Diesel Generators vs. Gasoline Generators

Diesel Generators vs. Gasoline Generators

Posted in: Diesel Generators Performance Power Outages

People all over the world depend on electricity to power their lives. Electricity is essential for homes, businesses, and emergency facilities such as hospitals. Electricity is distributed through electrical grids and flows from the generating units to the end users. There is a need for a continuous supply of electricity to ensure that there will be no disruption of services. This is especially crucial in facilities such as hospitals, airports, and emergency dispatch centers. Even a brief minute of power interruption in those facilities could endanger lives.

Generators are used as a backup source in the case of a power failure. They can help ensure a continuous supply of electric power to vital facilities. Most generators are fueled by either diesel or gasoline.

Here are a few of the main differences between diesel and gasoline generators:

  • Fuel consumption – Diesel generators are cheaper to operate.  They burn less fuel than gasoline generators, and besides that, diesel is generally cheaper than gasoline.
  • Power production – Diesel generators run more efficiently than gasoline generators. This is evident when you compare the compression ratios of the two types of generators. A gasoline engine has a compression ratio between 8:1 and 12:1 while a diesel engine’s compression ratio ranges from 14:1 to 25:1.
  • Cold weather start – A diesel engine has no spark plug. The air compression in the cylinder combusts the fuel and starts the ignition.
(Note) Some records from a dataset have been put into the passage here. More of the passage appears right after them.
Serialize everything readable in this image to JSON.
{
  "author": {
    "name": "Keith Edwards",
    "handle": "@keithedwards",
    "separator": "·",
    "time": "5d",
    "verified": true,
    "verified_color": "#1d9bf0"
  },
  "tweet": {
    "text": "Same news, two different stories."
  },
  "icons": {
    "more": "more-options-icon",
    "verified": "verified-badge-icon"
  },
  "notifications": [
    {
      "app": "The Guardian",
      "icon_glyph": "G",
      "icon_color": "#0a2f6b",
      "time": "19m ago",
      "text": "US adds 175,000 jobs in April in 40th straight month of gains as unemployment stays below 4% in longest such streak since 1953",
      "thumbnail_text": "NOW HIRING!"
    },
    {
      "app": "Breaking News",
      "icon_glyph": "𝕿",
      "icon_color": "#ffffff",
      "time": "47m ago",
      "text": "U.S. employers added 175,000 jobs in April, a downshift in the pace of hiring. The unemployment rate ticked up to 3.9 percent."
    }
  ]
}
A cold weather start is difficult for a diesel generator, but this can be remedied by using a glow plug to help the engine rev up.Gasoline engines, on the other hand, start easily regardless of the weather. 
  • Durability – Diesel generators requires less maintenance than gasoline generators. Gas generators tend to get hotter the longer they run. Diesel generators don’t have this problem.

In the balance, many consumers prefer diesel over gasoline-powered generators because of their inherent advantages.